Task item: Give the number of lines in the records below that hold "first"; nothing else is needed.

Start of Data extract

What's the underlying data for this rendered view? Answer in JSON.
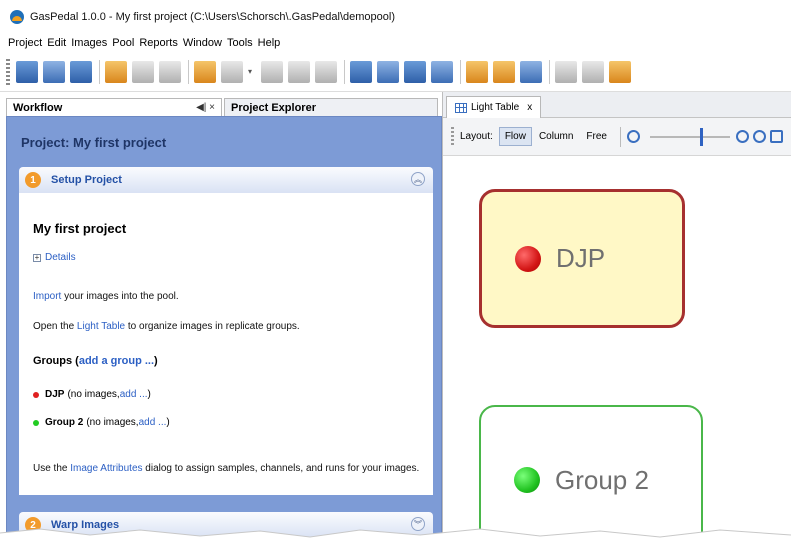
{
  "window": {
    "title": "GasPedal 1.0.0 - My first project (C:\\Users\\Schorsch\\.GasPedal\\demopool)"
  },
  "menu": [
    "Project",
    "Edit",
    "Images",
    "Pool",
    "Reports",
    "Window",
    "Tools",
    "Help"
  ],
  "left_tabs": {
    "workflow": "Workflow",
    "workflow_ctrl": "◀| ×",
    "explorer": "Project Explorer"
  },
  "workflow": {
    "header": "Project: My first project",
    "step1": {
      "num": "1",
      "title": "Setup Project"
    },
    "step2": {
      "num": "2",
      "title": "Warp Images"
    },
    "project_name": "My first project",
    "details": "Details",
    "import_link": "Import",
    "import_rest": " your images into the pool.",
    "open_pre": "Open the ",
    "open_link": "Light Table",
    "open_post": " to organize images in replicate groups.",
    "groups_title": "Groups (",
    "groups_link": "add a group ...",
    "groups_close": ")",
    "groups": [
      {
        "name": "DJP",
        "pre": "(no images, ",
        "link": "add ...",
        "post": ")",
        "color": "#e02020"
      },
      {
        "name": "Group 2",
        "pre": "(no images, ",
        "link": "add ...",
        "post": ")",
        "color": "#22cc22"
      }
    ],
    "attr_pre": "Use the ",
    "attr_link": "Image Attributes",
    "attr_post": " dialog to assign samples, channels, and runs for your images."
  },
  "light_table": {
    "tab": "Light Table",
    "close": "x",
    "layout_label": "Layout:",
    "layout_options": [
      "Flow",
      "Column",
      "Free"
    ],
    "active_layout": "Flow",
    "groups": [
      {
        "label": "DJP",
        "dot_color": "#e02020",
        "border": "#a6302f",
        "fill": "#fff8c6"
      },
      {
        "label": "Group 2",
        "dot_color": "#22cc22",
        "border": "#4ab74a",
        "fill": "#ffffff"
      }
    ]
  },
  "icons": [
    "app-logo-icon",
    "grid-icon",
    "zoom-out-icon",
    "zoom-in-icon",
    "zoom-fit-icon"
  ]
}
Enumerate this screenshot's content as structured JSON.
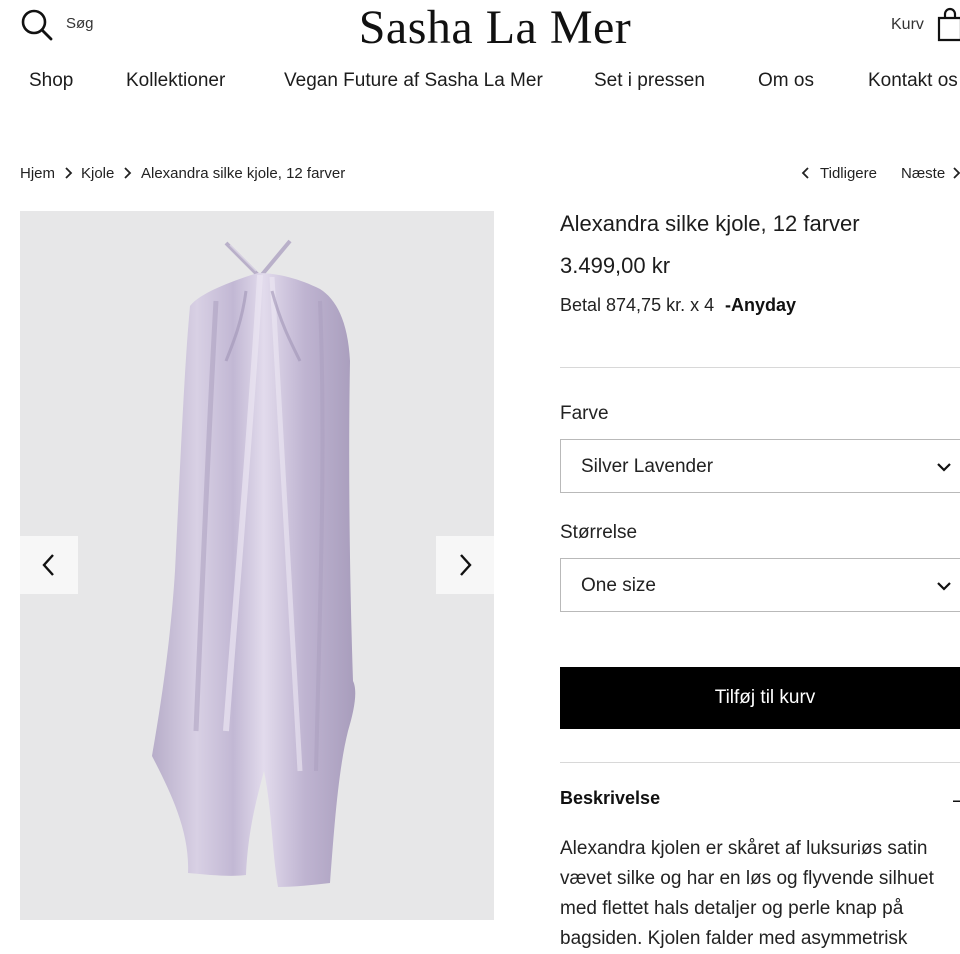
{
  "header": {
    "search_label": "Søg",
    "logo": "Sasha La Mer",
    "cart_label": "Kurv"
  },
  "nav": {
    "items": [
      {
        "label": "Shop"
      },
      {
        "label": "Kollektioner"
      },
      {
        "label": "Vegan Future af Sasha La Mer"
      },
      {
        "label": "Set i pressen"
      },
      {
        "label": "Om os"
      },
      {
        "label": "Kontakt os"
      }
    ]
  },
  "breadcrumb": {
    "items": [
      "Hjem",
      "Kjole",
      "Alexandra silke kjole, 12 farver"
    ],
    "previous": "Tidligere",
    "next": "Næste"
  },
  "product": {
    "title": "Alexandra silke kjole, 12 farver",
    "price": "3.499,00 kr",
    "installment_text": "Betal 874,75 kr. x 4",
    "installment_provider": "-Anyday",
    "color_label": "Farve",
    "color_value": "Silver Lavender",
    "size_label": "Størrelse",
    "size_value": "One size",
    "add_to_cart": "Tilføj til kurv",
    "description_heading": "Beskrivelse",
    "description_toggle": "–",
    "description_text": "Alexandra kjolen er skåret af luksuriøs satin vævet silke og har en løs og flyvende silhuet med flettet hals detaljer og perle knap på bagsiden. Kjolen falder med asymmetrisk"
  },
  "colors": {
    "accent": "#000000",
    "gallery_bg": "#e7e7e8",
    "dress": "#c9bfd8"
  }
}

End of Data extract
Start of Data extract

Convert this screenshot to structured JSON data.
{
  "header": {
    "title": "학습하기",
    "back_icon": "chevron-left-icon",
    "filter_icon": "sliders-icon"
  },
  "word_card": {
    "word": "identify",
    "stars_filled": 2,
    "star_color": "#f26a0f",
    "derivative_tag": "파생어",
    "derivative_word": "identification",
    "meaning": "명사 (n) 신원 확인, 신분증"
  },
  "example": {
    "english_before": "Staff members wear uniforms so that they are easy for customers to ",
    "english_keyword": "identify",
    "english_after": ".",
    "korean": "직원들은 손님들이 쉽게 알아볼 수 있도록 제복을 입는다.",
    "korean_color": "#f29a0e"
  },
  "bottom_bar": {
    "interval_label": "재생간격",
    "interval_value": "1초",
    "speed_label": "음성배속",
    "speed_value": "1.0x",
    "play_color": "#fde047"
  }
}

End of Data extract

Output for this exercise: 3